3. Buy a new 2.5" HDD, and go back to 2?

3. Buy a HDD + SDD hybrid (like the Seagate Momentus XT which got good reviews)?

4. Buy a SSD, and sacrifice internal storage space for that speedy goodness? (I've got several LAN disks for media stuff, so my space requirements are modest)

5. Change my distro? What are the sexy contenders these days? (I'm a developer by trade, so stability over candy)

6. Generic partitioning tricks, since I think I'll start a blank slate. I've got two SATA ports, so maybe a small SSD for cache and system, and mount a 7200 rpm with nice cache as a secondary? Or?


Ok, so I got myself a 120Gb SSD (a Kingston SSDNow V200 2.5" 128GB SATA III), and set it up as primary drive with a Ext4 partition (115Gb) and a 5Gb swap partition, and filled it up with a new install of Ubuntu 12.04. Just installed Java, NetBeans, MySQL, PHP5, Apache2 all without a hitch, so at least I'm productive again. And the systems is really fast and responsive, too. Love that SSD feelin'
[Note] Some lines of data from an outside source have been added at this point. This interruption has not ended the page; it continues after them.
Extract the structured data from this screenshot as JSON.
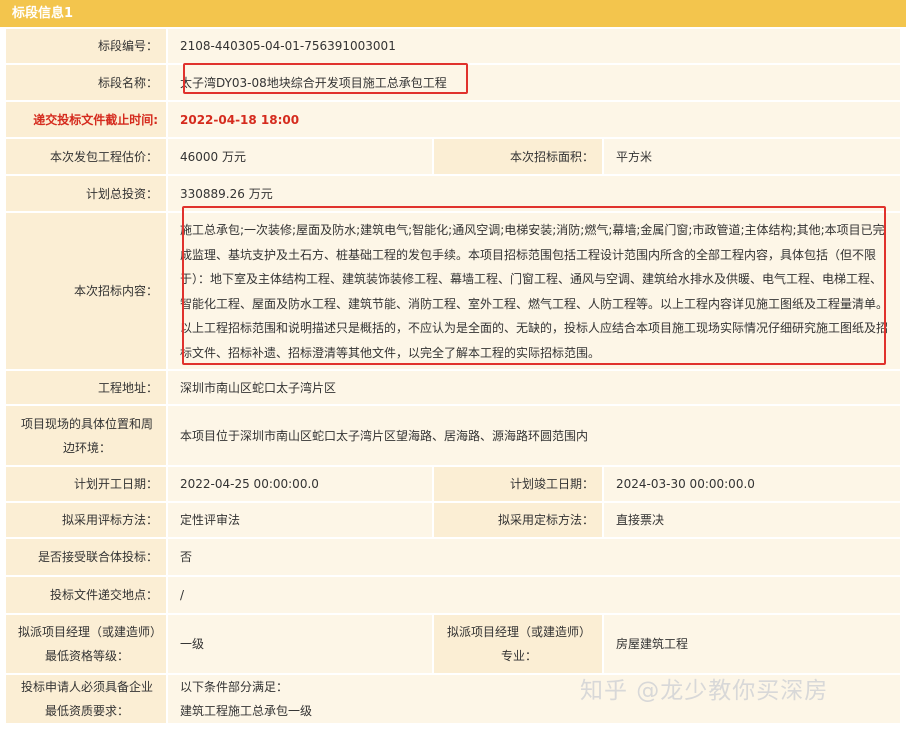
{
  "header": {
    "title": "标段信息1"
  },
  "rows": {
    "code": {
      "label": "标段编号：",
      "value": "2108-440305-04-01-756391003001"
    },
    "name": {
      "label": "标段名称：",
      "value": "太子湾DY03-08地块综合开发项目施工总承包工程"
    },
    "deadline": {
      "label": "递交投标文件截止时间:",
      "value": "2022-04-18 18:00"
    },
    "estimate": {
      "label": "本次发包工程估价：",
      "value": "46000 万元",
      "label2": "本次招标面积：",
      "value2": "平方米"
    },
    "investment": {
      "label": "计划总投资：",
      "value": "330889.26 万元"
    },
    "content": {
      "label": "本次招标内容：",
      "value": "施工总承包;一次装修;屋面及防水;建筑电气;智能化;通风空调;电梯安装;消防;燃气;幕墙;金属门窗;市政管道;主体结构;其他;本项目已完成监理、基坑支护及土石方、桩基础工程的发包手续。本项目招标范围包括工程设计范围内所含的全部工程内容，具体包括（但不限于）：地下室及主体结构工程、建筑装饰装修工程、幕墙工程、门窗工程、通风与空调、建筑给水排水及供暖、电气工程、电梯工程、智能化工程、屋面及防水工程、建筑节能、消防工程、室外工程、燃气工程、人防工程等。以上工程内容详见施工图纸及工程量清单。 以上工程招标范围和说明描述只是概括的，不应认为是全面的、无缺的，投标人应结合本项目施工现场实际情况仔细研究施工图纸及招标文件、招标补遗、招标澄清等其他文件，以完全了解本工程的实际招标范围。"
    },
    "address": {
      "label": "工程地址：",
      "value": "深圳市南山区蛇口太子湾片区"
    },
    "location": {
      "label": "项目现场的具体位置和周边环境：",
      "value": "本项目位于深圳市南山区蛇口太子湾片区望海路、居海路、源海路环圆范围内"
    },
    "start": {
      "label": "计划开工日期：",
      "value": "2022-04-25 00:00:00.0",
      "label2": "计划竣工日期：",
      "value2": "2024-03-30 00:00:00.0"
    },
    "evaluation": {
      "label": "拟采用评标方法：",
      "value": "定性评审法",
      "label2": "拟采用定标方法：",
      "value2": "直接票决"
    },
    "consortium": {
      "label": "是否接受联合体投标：",
      "value": "否"
    },
    "submit_place": {
      "label": "投标文件递交地点：",
      "value": "/"
    },
    "manager": {
      "label": "拟派项目经理（或建造师）最低资格等级：",
      "value": "一级",
      "label2": "拟派项目经理（或建造师）专业：",
      "value2": "房屋建筑工程"
    },
    "qualification": {
      "label": "投标申请人必须具备企业最低资质要求：",
      "value_line1": "以下条件部分满足：",
      "value_line2": "建筑工程施工总承包一级"
    }
  },
  "watermark": "知乎 @龙少教你买深房"
}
A few negatives, though, and the foremost is - still! - friggin Unity; it annoys me to no end! I tried it first in beta, then in 10.10, again in 11.04 and I've whinced and whined about it before, how it takes the few things I truly hate about the Mac, and merges that hate with the bad bits from classic Xwindows. I can't stand it, but I thought to myself, surely after over two years in the making have they at least fixed the worst, or at least made a lot of it customizable and tweakable - you know, the very essence of why we even run Linux in the first place. But no, Unity is still crap, and I don't know how long I'll last. I'll give it a go for sure, I'll try my hardest to work with it, but its fundamental design just goes against everything I'd like to do, it isn't very intuitive or easy to use either, nor does it make me more efficient. What's more, NetBeans seems incompatible with the bloody task bar thingy, so if I accidentally minimize the application the only way to get it back is to open a task manager, kill the app, and start it again, because, Unity in its infinite wisdom, have removed the app switching (although I've seen some tweaks to get it back, but why, oh why remove the usable parts of it?! The insanity is driving me nuts, and it is damaging to the reputation of an otherwise brilliant operating system. I understand why a lot of geeks are fleeing to other Debian based distros, and I might just go that way myself (any opinions on that?). When my patience with Unity dries up I'll pop the machine into Gnome Classic to at least regain my sanity, but I heard somewhere they're fazing that out as well. For Pete's sake! Talk about building your system up to great heights and then let it fall to ground in your ignorant arrogance. *sigh*

Apart from that; I'm up and running again. Yay.